◆ RECORDED DATA:
※ ※ ※

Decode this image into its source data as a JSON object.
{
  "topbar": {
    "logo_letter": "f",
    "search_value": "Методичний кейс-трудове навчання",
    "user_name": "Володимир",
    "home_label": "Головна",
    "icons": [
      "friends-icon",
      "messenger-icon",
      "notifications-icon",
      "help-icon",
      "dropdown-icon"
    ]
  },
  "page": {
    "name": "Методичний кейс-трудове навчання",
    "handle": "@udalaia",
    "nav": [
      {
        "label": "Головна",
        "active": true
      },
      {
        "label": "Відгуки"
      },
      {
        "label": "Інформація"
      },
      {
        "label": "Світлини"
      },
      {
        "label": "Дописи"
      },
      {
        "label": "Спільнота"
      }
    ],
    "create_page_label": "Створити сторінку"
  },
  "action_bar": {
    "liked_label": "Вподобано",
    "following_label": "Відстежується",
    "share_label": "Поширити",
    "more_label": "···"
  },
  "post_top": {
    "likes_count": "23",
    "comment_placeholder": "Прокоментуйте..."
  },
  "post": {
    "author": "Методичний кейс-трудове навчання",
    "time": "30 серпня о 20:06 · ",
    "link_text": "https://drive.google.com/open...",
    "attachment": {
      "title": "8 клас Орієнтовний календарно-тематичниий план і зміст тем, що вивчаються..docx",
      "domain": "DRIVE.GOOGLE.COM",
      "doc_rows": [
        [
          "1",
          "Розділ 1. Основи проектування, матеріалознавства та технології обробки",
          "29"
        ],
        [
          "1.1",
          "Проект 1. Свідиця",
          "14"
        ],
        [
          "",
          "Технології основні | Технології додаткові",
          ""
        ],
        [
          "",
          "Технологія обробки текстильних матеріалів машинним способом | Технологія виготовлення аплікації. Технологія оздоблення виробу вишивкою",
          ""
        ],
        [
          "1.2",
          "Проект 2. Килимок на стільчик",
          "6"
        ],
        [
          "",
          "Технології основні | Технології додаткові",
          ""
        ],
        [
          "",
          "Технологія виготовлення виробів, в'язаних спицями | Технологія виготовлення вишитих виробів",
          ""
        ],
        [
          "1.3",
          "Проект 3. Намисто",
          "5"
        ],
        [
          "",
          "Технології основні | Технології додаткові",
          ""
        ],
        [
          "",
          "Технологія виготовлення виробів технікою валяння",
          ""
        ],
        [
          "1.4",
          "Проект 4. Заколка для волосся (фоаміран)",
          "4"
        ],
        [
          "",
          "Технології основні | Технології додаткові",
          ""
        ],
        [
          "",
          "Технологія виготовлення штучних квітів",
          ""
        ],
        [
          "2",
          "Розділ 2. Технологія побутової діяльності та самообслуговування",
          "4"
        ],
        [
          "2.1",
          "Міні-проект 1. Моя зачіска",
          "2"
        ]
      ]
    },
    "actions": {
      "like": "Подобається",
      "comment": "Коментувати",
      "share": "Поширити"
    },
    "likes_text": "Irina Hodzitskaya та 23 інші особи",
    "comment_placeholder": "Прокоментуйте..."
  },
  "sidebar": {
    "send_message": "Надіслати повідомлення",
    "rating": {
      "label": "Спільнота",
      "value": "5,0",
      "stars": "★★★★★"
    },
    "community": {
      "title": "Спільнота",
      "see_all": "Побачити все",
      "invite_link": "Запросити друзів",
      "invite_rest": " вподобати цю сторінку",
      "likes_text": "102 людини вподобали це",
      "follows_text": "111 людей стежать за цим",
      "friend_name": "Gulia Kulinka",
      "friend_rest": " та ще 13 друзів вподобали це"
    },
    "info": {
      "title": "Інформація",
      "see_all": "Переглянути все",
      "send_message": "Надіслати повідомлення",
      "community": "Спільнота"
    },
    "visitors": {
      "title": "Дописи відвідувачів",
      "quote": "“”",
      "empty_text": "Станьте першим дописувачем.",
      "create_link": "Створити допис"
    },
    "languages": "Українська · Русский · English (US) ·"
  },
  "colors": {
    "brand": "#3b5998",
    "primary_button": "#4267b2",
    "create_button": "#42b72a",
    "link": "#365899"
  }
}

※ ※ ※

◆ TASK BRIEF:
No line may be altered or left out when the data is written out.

◆ RESULT FOR THIS TASK:
Decode this image into its source data as a JSON object.
{
  "topbar": {
    "logo_letter": "f",
    "search_value": "Методичний кейс-трудове навчання",
    "user_name": "Володимир",
    "home_label": "Головна",
    "icons": [
      "friends-icon",
      "messenger-icon",
      "notifications-icon",
      "help-icon",
      "dropdown-icon"
    ]
  },
  "page": {
    "name": "Методичний кейс-трудове навчання",
    "handle": "@udalaia",
    "nav": [
      {
        "label": "Головна",
        "active": true
      },
      {
        "label": "Відгуки"
      },
      {
        "label": "Інформація"
      },
      {
        "label": "Світлини"
      },
      {
        "label": "Дописи"
      },
      {
        "label": "Спільнота"
      }
    ],
    "create_page_label": "Створити сторінку"
  },
  "action_bar": {
    "liked_label": "Вподобано",
    "following_label": "Відстежується",
    "share_label": "Поширити",
    "more_label": "···"
  },
  "post_top": {
    "likes_count": "23",
    "comment_placeholder": "Прокоментуйте..."
  },
  "post": {
    "author": "Методичний кейс-трудове навчання",
    "time": "30 серпня о 20:06 · ",
    "link_text": "https://drive.google.com/open...",
    "attachment": {
      "title": "8 клас Орієнтовний календарно-тематичниий план і зміст тем, що вивчаються..docx",
      "domain": "DRIVE.GOOGLE.COM",
      "doc_rows": [
        [
          "1",
          "Розділ 1. Основи проектування, матеріалознавства та технології обробки",
          "29"
        ],
        [
          "1.1",
          "Проект 1. Свідиця",
          "14"
        ],
        [
          "",
          "Технології основні | Технології додаткові",
          ""
        ],
        [
          "",
          "Технологія обробки текстильних матеріалів машинним способом | Технологія виготовлення аплікації. Технологія оздоблення виробу вишивкою",
          ""
        ],
        [
          "1.2",
          "Проект 2. Килимок на стільчик",
          "6"
        ],
        [
          "",
          "Технології основні | Технології додаткові",
          ""
        ],
        [
          "",
          "Технологія виготовлення виробів, в'язаних спицями | Технологія виготовлення вишитих виробів",
          ""
        ],
        [
          "1.3",
          "Проект 3. Намисто",
          "5"
        ],
        [
          "",
          "Технології основні | Технології додаткові",
          ""
        ],
        [
          "",
          "Технологія виготовлення виробів технікою валяння",
          ""
        ],
        [
          "1.4",
          "Проект 4. Заколка для волосся (фоаміран)",
          "4"
        ],
        [
          "",
          "Технології основні | Технології додаткові",
          ""
        ],
        [
          "",
          "Технологія виготовлення штучних квітів",
          ""
        ],
        [
          "2",
          "Розділ 2. Технологія побутової діяльності та самообслуговування",
          "4"
        ],
        [
          "2.1",
          "Міні-проект 1. Моя зачіска",
          "2"
        ]
      ]
    },
    "actions": {
      "like": "Подобається",
      "comment": "Коментувати",
      "share": "Поширити"
    },
    "likes_text": "Irina Hodzitskaya та 23 інші особи",
    "comment_placeholder": "Прокоментуйте..."
  },
  "sidebar": {
    "send_message": "Надіслати повідомлення",
    "rating": {
      "label": "Спільнота",
      "value": "5,0",
      "stars": "★★★★★"
    },
    "community": {
      "title": "Спільнота",
      "see_all": "Побачити все",
      "invite_link": "Запросити друзів",
      "invite_rest": " вподобати цю сторінку",
      "likes_text": "102 людини вподобали це",
      "follows_text": "111 людей стежать за цим",
      "friend_name": "Gulia Kulinka",
      "friend_rest": " та ще 13 друзів вподобали це"
    },
    "info": {
      "title": "Інформація",
      "see_all": "Переглянути все",
      "send_message": "Надіслати повідомлення",
      "community": "Спільнота"
    },
    "visitors": {
      "title": "Дописи відвідувачів",
      "quote": "“”",
      "empty_text": "Станьте першим дописувачем.",
      "create_link": "Створити допис"
    },
    "languages": "Українська · Русский · English (US) ·"
  },
  "colors": {
    "brand": "#3b5998",
    "primary_button": "#4267b2",
    "create_button": "#42b72a",
    "link": "#365899"
  }
}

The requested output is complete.